*REQUIRED WORK:* Find each line in the following listing that has the string "Connecting", then state the count and nothing else.

BEGIN

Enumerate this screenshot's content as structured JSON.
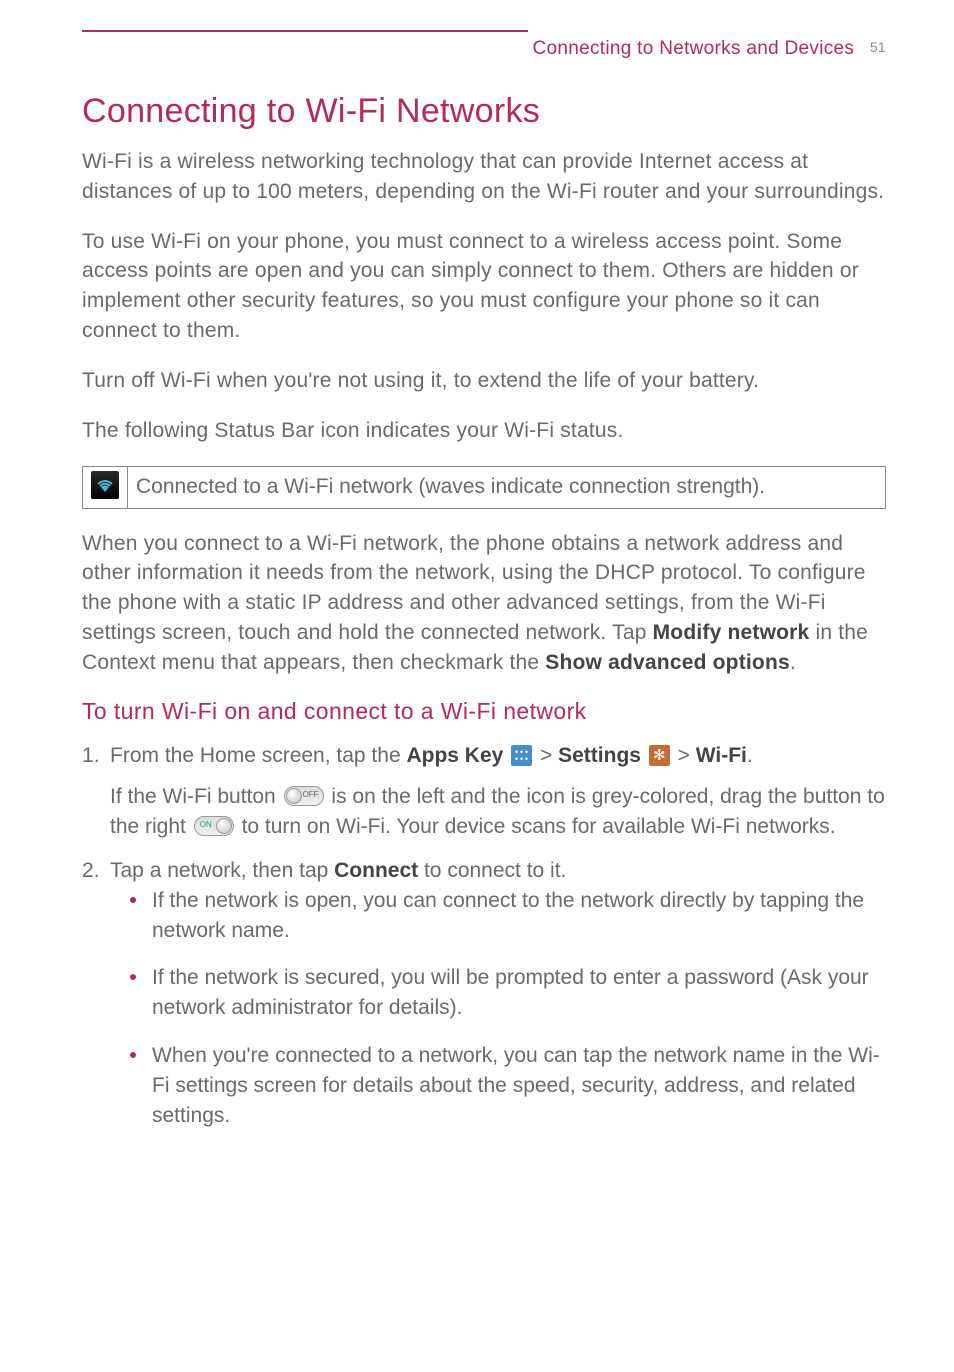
{
  "header": {
    "section": "Connecting to Networks and Devices",
    "page_number": "51"
  },
  "title": "Connecting to Wi-Fi Networks",
  "paragraphs": {
    "p1": "Wi-Fi is a wireless networking technology that can provide Internet access at distances of up to 100 meters, depending on the Wi-Fi router and your surroundings.",
    "p2": "To use Wi-Fi on your phone, you must connect to a wireless access point. Some access points are open and you can simply connect to them. Others are hidden or implement other security features, so you must configure your phone so it can connect to them.",
    "p3": "Turn off Wi-Fi when you're not using it, to extend the life of your battery.",
    "p4": "The following Status Bar icon indicates your Wi-Fi status."
  },
  "status_row": {
    "text": "Connected to a Wi-Fi network (waves indicate connection strength)."
  },
  "after_table": {
    "lead": "When you connect to a Wi-Fi network, the phone obtains a network address and other information it needs from the network, using the DHCP protocol. To configure the phone with a static IP address and other advanced settings, from the Wi-Fi settings screen, touch and hold the connected network. Tap ",
    "bold1": "Modify network",
    "mid": " in the Context menu that appears, then checkmark the ",
    "bold2": "Show advanced options",
    "tail": "."
  },
  "subheading": "To turn Wi-Fi on and connect to a Wi-Fi network",
  "steps": {
    "s1": {
      "pre": "From the Home screen, tap the ",
      "apps_key": "Apps Key",
      "sep1": " > ",
      "settings": "Settings",
      "sep2": " > ",
      "wifi": "Wi-Fi",
      "end": ".",
      "sub_pre": "If the Wi-Fi button ",
      "sub_mid1": " is on the left and the icon is grey-colored, drag the button to the right ",
      "sub_mid2": " to turn on Wi-Fi. Your device scans for available Wi-Fi networks."
    },
    "s2": {
      "pre": "Tap a network, then tap ",
      "connect": "Connect",
      "post": " to connect to it.",
      "b1": "If the network is open, you can connect to the network directly by tapping the network name.",
      "b2": "If the network is secured, you will be prompted to enter a password (Ask your network administrator for details).",
      "b3": "When you're connected to a network, you can tap the network name in the Wi-Fi settings screen for details about the speed, security, address, and related settings."
    }
  }
}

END

*RESPONSE TO THE TASK:* 2